According to court documents, the criminal enterprise allegedly smuggled more than a hundred illegal aliens into the country and transported them to various U.S. cities since November 2007. The network is suspected of operating since at least 2005.

Sigala Favela, the manager and organizer of the organization, coordinated with Chacon-Rubio to drive the illegal aliens from El Paso drop houses to their final destinations, such as Albuquerque, N.M.; Dallas, Texas; and cities in Colorado and Oklahoma. Both are Mexican citizens who are border crossing card holders based in Chihuahua City, Chihuahua, Mexico.

Smugglers, or coyotes, who worked with the organization, illegally guided the aliens from Mexico and across the U.S. border into areas in East El Paso County and near Santa Teresa, N.M. The smuggling network is also suspected of providing illegal aliens with fraudulent documents that allowed many of them to cross through the international ports of entry.

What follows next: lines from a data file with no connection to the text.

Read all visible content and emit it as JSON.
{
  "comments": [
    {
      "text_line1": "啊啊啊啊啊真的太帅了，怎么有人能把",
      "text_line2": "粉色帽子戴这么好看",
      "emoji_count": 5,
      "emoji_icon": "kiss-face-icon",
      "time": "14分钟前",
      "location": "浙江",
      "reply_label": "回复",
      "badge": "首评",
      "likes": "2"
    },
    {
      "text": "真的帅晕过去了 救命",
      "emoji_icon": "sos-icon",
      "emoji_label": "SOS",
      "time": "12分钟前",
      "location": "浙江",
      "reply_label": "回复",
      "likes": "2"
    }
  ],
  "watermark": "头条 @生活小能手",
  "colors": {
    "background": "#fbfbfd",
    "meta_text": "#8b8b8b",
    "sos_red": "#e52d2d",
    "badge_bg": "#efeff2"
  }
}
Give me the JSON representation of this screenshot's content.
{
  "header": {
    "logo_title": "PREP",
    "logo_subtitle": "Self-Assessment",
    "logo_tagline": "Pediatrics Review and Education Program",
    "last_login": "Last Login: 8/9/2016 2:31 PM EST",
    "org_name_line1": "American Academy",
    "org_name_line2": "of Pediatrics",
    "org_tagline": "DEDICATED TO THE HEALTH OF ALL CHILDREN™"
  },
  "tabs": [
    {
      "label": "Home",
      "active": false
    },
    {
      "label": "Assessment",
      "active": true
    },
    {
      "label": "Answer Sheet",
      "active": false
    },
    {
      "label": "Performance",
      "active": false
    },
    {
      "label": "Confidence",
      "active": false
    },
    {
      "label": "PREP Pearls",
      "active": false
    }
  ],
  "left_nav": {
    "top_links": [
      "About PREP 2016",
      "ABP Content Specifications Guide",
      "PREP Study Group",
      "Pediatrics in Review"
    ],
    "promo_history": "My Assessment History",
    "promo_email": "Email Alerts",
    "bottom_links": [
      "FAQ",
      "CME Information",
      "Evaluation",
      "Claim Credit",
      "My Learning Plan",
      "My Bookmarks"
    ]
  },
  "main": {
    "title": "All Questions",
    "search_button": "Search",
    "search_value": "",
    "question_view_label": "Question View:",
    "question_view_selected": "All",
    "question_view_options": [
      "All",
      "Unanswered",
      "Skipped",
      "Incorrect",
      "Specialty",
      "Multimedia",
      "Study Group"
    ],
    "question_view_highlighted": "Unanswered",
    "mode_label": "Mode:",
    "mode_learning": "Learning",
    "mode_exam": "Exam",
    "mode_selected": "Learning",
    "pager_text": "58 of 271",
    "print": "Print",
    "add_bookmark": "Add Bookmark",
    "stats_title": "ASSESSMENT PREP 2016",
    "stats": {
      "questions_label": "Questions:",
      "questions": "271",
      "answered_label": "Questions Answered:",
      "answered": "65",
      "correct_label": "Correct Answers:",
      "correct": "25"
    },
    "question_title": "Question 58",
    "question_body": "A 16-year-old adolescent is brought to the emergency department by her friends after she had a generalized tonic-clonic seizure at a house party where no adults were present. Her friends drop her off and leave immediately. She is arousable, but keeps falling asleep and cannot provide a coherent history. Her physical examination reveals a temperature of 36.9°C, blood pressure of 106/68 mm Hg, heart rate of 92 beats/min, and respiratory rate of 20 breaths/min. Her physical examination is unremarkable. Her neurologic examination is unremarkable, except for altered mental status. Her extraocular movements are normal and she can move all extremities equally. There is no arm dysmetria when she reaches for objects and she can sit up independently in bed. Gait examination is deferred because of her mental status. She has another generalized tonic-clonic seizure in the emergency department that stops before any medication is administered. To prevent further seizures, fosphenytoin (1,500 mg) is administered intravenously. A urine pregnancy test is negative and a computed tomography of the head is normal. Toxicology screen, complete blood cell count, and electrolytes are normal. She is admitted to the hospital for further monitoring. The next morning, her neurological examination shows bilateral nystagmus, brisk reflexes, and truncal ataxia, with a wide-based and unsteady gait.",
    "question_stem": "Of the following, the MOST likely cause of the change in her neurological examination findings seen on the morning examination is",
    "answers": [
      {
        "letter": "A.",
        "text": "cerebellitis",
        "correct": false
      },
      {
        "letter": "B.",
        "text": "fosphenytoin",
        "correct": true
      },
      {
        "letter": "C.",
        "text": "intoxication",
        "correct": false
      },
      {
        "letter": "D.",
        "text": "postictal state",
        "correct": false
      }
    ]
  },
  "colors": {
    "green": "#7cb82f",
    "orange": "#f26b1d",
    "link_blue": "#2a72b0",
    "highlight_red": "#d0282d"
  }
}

The smuggling organization also used area hotels and a house in the 9000 block of Geranium, which belongs to Huizar, as staging areas for illegal aliens.

As part of its criminal investigation ICE plans to seize that house, five bank accounts in El Paso, and several vehicles. Monies totaling $21,000 have already been seized from one account.

"Corruption within the Department of Homeland Security will not be tolerated," said Special Agent in Charge James E. Smith of the U.S. Department of Homeland Security's Office of the Inspector General. "The Office of Inspector General, working in conjunction with other law enforcement agencies, and the United States Attorney's Office, will continue to dedicate all available resources to insure that corruption within our ranks is an exception to the rule and never the norm."

El Paso Sector Chief Patrol Agent Victor M. Manjarrez Jr. said, "We operate in an environment in which even a single corrupt act can have significant ramifications to our nation's security, and it simply will not be tolerated. "Allegations against our agents are taken very seriously and the U.S. Border Patrol stands ready to fully cooperate with our partners in any investigation."